## Exercise aim
Since pictures are not wanted in the copy, output only the rest of each record exactly.

## Excerpted records

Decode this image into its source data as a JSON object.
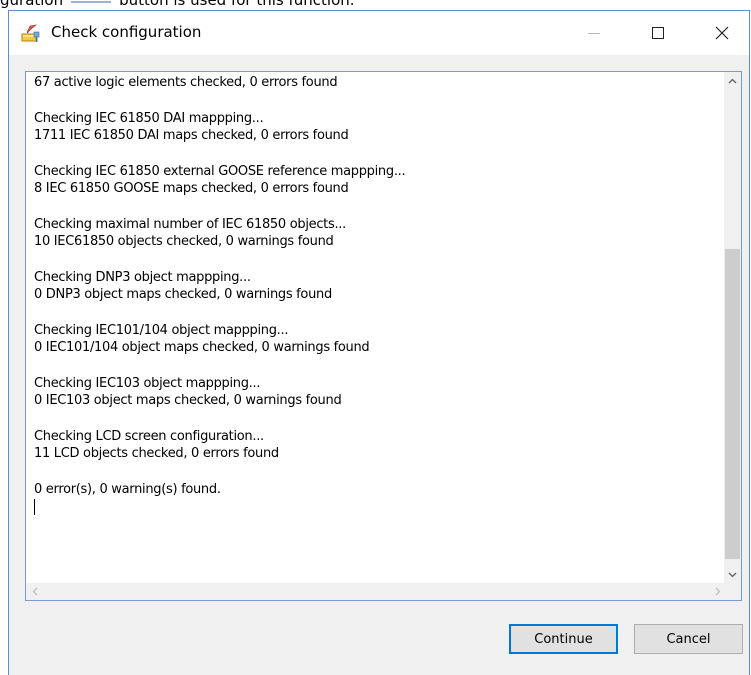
{
  "background": {
    "partial_text_left": "guration",
    "partial_text_right": "button is used for this function."
  },
  "window": {
    "title": "Check configuration",
    "icon": "check-configuration-icon",
    "controls": {
      "minimize": "minimize-icon",
      "maximize": "maximize-icon",
      "close": "close-icon"
    }
  },
  "log": {
    "blocks": [
      {
        "lines": [
          "67 active logic elements checked, 0 errors found"
        ]
      },
      {
        "lines": [
          "Checking IEC 61850 DAI mappping...",
          "1711 IEC 61850 DAI maps checked, 0 errors found"
        ]
      },
      {
        "lines": [
          "Checking IEC 61850 external GOOSE reference mappping...",
          "8 IEC 61850 GOOSE maps checked, 0 errors found"
        ]
      },
      {
        "lines": [
          "Checking maximal number of IEC 61850 objects...",
          "10 IEC61850 objects checked, 0 warnings found"
        ]
      },
      {
        "lines": [
          "Checking DNP3 object mappping...",
          "0 DNP3 object maps checked, 0 warnings found"
        ]
      },
      {
        "lines": [
          "Checking IEC101/104 object mappping...",
          "0 IEC101/104 object maps checked, 0 warnings found"
        ]
      },
      {
        "lines": [
          "Checking IEC103 object mappping...",
          "0 IEC103 object maps checked, 0 warnings found"
        ]
      },
      {
        "lines": [
          "Checking LCD screen configuration...",
          "11 LCD objects checked, 0 errors found"
        ]
      },
      {
        "lines": [
          "0 error(s), 0 warning(s) found."
        ]
      }
    ]
  },
  "buttons": {
    "continue_label": "Continue",
    "cancel_label": "Cancel"
  },
  "colors": {
    "window_border": "#5b8fd0",
    "default_button_border": "#0078d7",
    "dialog_background": "#f0f0f0"
  }
}
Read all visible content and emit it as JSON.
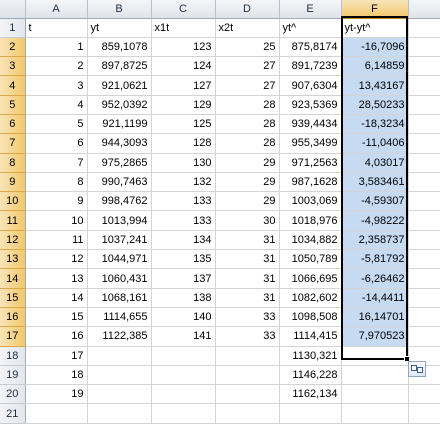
{
  "columns": [
    "A",
    "B",
    "C",
    "D",
    "E",
    "F"
  ],
  "selected_column": "F",
  "rows": [
    {
      "n": "1",
      "a": "t",
      "b": "yt",
      "c": "x1t",
      "d": "x2t",
      "e": "yt^",
      "f": "yt-yt^"
    },
    {
      "n": "2",
      "a": "1",
      "b": "859,1078",
      "c": "123",
      "d": "25",
      "e": "875,8174",
      "f": "-16,7096"
    },
    {
      "n": "3",
      "a": "2",
      "b": "897,8725",
      "c": "124",
      "d": "27",
      "e": "891,7239",
      "f": "6,14859"
    },
    {
      "n": "4",
      "a": "3",
      "b": "921,0621",
      "c": "127",
      "d": "27",
      "e": "907,6304",
      "f": "13,43167"
    },
    {
      "n": "5",
      "a": "4",
      "b": "952,0392",
      "c": "129",
      "d": "28",
      "e": "923,5369",
      "f": "28,50233"
    },
    {
      "n": "6",
      "a": "5",
      "b": "921,1199",
      "c": "125",
      "d": "28",
      "e": "939,4434",
      "f": "-18,3234"
    },
    {
      "n": "7",
      "a": "6",
      "b": "944,3093",
      "c": "128",
      "d": "28",
      "e": "955,3499",
      "f": "-11,0406"
    },
    {
      "n": "8",
      "a": "7",
      "b": "975,2865",
      "c": "130",
      "d": "29",
      "e": "971,2563",
      "f": "4,03017"
    },
    {
      "n": "9",
      "a": "8",
      "b": "990,7463",
      "c": "132",
      "d": "29",
      "e": "987,1628",
      "f": "3,583461"
    },
    {
      "n": "10",
      "a": "9",
      "b": "998,4762",
      "c": "133",
      "d": "29",
      "e": "1003,069",
      "f": "-4,59307"
    },
    {
      "n": "11",
      "a": "10",
      "b": "1013,994",
      "c": "133",
      "d": "30",
      "e": "1018,976",
      "f": "-4,98222"
    },
    {
      "n": "12",
      "a": "11",
      "b": "1037,241",
      "c": "134",
      "d": "31",
      "e": "1034,882",
      "f": "2,358737"
    },
    {
      "n": "13",
      "a": "12",
      "b": "1044,971",
      "c": "135",
      "d": "31",
      "e": "1050,789",
      "f": "-5,81792"
    },
    {
      "n": "14",
      "a": "13",
      "b": "1060,431",
      "c": "137",
      "d": "31",
      "e": "1066,695",
      "f": "-6,26462"
    },
    {
      "n": "15",
      "a": "14",
      "b": "1068,161",
      "c": "138",
      "d": "31",
      "e": "1082,602",
      "f": "-14,4411"
    },
    {
      "n": "16",
      "a": "15",
      "b": "1114,655",
      "c": "140",
      "d": "33",
      "e": "1098,508",
      "f": "16,14701"
    },
    {
      "n": "17",
      "a": "16",
      "b": "1122,385",
      "c": "141",
      "d": "33",
      "e": "1114,415",
      "f": "7,970523"
    },
    {
      "n": "18",
      "a": "17",
      "b": "",
      "c": "",
      "d": "",
      "e": "1130,321",
      "f": ""
    },
    {
      "n": "19",
      "a": "18",
      "b": "",
      "c": "",
      "d": "",
      "e": "1146,228",
      "f": ""
    },
    {
      "n": "20",
      "a": "19",
      "b": "",
      "c": "",
      "d": "",
      "e": "1162,134",
      "f": ""
    },
    {
      "n": "21",
      "a": "",
      "b": "",
      "c": "",
      "d": "",
      "e": "",
      "f": ""
    }
  ],
  "selection": {
    "column": "F",
    "first_row": "1",
    "last_row": "17",
    "active_cell": "F1"
  },
  "colors": {
    "selection_fill": "#c6daf2",
    "header_selected": "#f2c76a",
    "gridline": "#d4d4d4"
  },
  "icons": {
    "paste_options": "paste-options-icon"
  }
}
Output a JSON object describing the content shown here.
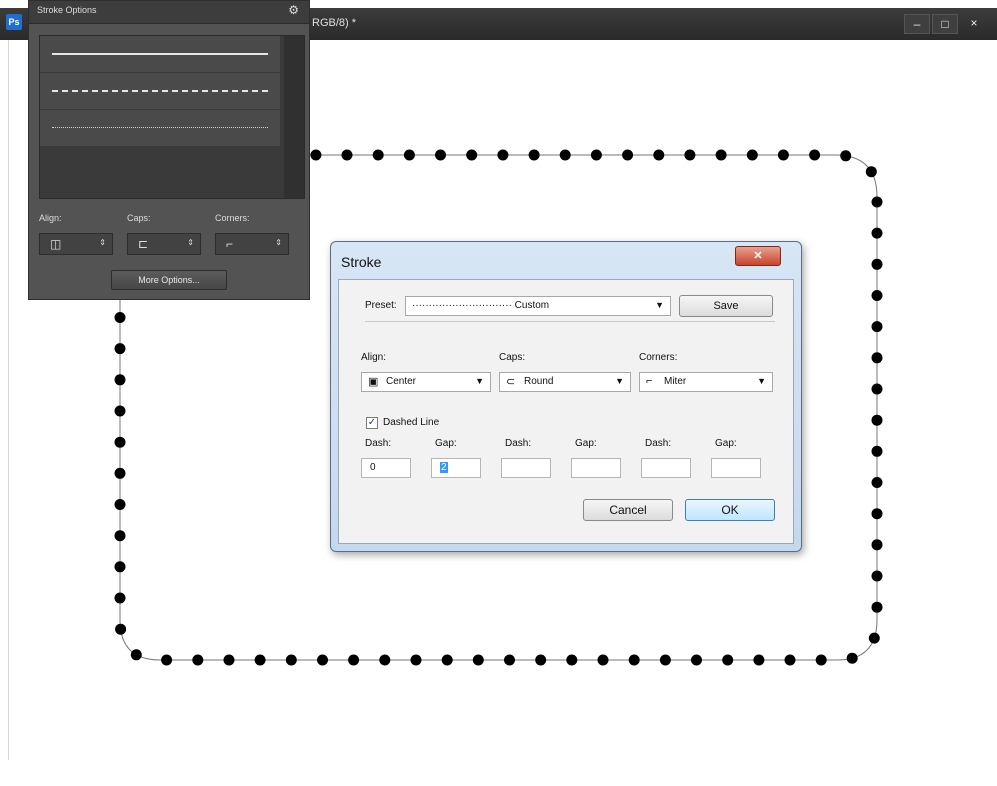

## Exercise result
Decode this image into its source data as a JSON object.
{
  "background": {
    "partial_text_left": "guration",
    "partial_text_right": "button is used for this function."
  },
  "window": {
    "title": "Check configuration",
    "icon": "check-configuration-icon",
    "controls": {
      "minimize": "minimize-icon",
      "maximize": "maximize-icon",
      "close": "close-icon"
    }
  },
  "log": {
    "blocks": [
      {
        "lines": [
          "67 active logic elements checked, 0 errors found"
        ]
      },
      {
        "lines": [
          "Checking IEC 61850 DAI mappping...",
          "1711 IEC 61850 DAI maps checked, 0 errors found"
        ]
      },
      {
        "lines": [
          "Checking IEC 61850 external GOOSE reference mappping...",
          "8 IEC 61850 GOOSE maps checked, 0 errors found"
        ]
      },
      {
        "lines": [
          "Checking maximal number of IEC 61850 objects...",
          "10 IEC61850 objects checked, 0 warnings found"
        ]
      },
      {
        "lines": [
          "Checking DNP3 object mappping...",
          "0 DNP3 object maps checked, 0 warnings found"
        ]
      },
      {
        "lines": [
          "Checking IEC101/104 object mappping...",
          "0 IEC101/104 object maps checked, 0 warnings found"
        ]
      },
      {
        "lines": [
          "Checking IEC103 object mappping...",
          "0 IEC103 object maps checked, 0 warnings found"
        ]
      },
      {
        "lines": [
          "Checking LCD screen configuration...",
          "11 LCD objects checked, 0 errors found"
        ]
      },
      {
        "lines": [
          "0 error(s), 0 warning(s) found."
        ]
      }
    ]
  },
  "buttons": {
    "continue_label": "Continue",
    "cancel_label": "Cancel"
  },
  "colors": {
    "window_border": "#5b8fd0",
    "default_button_border": "#0078d7",
    "dialog_background": "#f0f0f0"
  }
}
Read all visible content and emit it as JSON.
{
  "columns": [
    "A",
    "B",
    "C",
    "D",
    "E",
    "F"
  ],
  "selected_column": "F",
  "rows": [
    {
      "n": "1",
      "a": "t",
      "b": "yt",
      "c": "x1t",
      "d": "x2t",
      "e": "yt^",
      "f": "yt-yt^"
    },
    {
      "n": "2",
      "a": "1",
      "b": "859,1078",
      "c": "123",
      "d": "25",
      "e": "875,8174",
      "f": "-16,7096"
    },
    {
      "n": "3",
      "a": "2",
      "b": "897,8725",
      "c": "124",
      "d": "27",
      "e": "891,7239",
      "f": "6,14859"
    },
    {
      "n": "4",
      "a": "3",
      "b": "921,0621",
      "c": "127",
      "d": "27",
      "e": "907,6304",
      "f": "13,43167"
    },
    {
      "n": "5",
      "a": "4",
      "b": "952,0392",
      "c": "129",
      "d": "28",
      "e": "923,5369",
      "f": "28,50233"
    },
    {
      "n": "6",
      "a": "5",
      "b": "921,1199",
      "c": "125",
      "d": "28",
      "e": "939,4434",
      "f": "-18,3234"
    },
    {
      "n": "7",
      "a": "6",
      "b": "944,3093",
      "c": "128",
      "d": "28",
      "e": "955,3499",
      "f": "-11,0406"
    },
    {
      "n": "8",
      "a": "7",
      "b": "975,2865",
      "c": "130",
      "d": "29",
      "e": "971,2563",
      "f": "4,03017"
    },
    {
      "n": "9",
      "a": "8",
      "b": "990,7463",
      "c": "132",
      "d": "29",
      "e": "987,1628",
      "f": "3,583461"
    },
    {
      "n": "10",
      "a": "9",
      "b": "998,4762",
      "c": "133",
      "d": "29",
      "e": "1003,069",
      "f": "-4,59307"
    },
    {
      "n": "11",
      "a": "10",
      "b": "1013,994",
      "c": "133",
      "d": "30",
      "e": "1018,976",
      "f": "-4,98222"
    },
    {
      "n": "12",
      "a": "11",
      "b": "1037,241",
      "c": "134",
      "d": "31",
      "e": "1034,882",
      "f": "2,358737"
    },
    {
      "n": "13",
      "a": "12",
      "b": "1044,971",
      "c": "135",
      "d": "31",
      "e": "1050,789",
      "f": "-5,81792"
    },
    {
      "n": "14",
      "a": "13",
      "b": "1060,431",
      "c": "137",
      "d": "31",
      "e": "1066,695",
      "f": "-6,26462"
    },
    {
      "n": "15",
      "a": "14",
      "b": "1068,161",
      "c": "138",
      "d": "31",
      "e": "1082,602",
      "f": "-14,4411"
    },
    {
      "n": "16",
      "a": "15",
      "b": "1114,655",
      "c": "140",
      "d": "33",
      "e": "1098,508",
      "f": "16,14701"
    },
    {
      "n": "17",
      "a": "16",
      "b": "1122,385",
      "c": "141",
      "d": "33",
      "e": "1114,415",
      "f": "7,970523"
    },
    {
      "n": "18",
      "a": "17",
      "b": "",
      "c": "",
      "d": "",
      "e": "1130,321",
      "f": ""
    },
    {
      "n": "19",
      "a": "18",
      "b": "",
      "c": "",
      "d": "",
      "e": "1146,228",
      "f": ""
    },
    {
      "n": "20",
      "a": "19",
      "b": "",
      "c": "",
      "d": "",
      "e": "1162,134",
      "f": ""
    },
    {
      "n": "21",
      "a": "",
      "b": "",
      "c": "",
      "d": "",
      "e": "",
      "f": ""
    }
  ],
  "selection": {
    "column": "F",
    "first_row": "1",
    "last_row": "17",
    "active_cell": "F1"
  },
  "colors": {
    "selection_fill": "#c6daf2",
    "header_selected": "#f2c76a",
    "gridline": "#d4d4d4"
  },
  "icons": {
    "paste_options": "paste-options-icon"
  }
}
Output a JSON object describing the content shown here.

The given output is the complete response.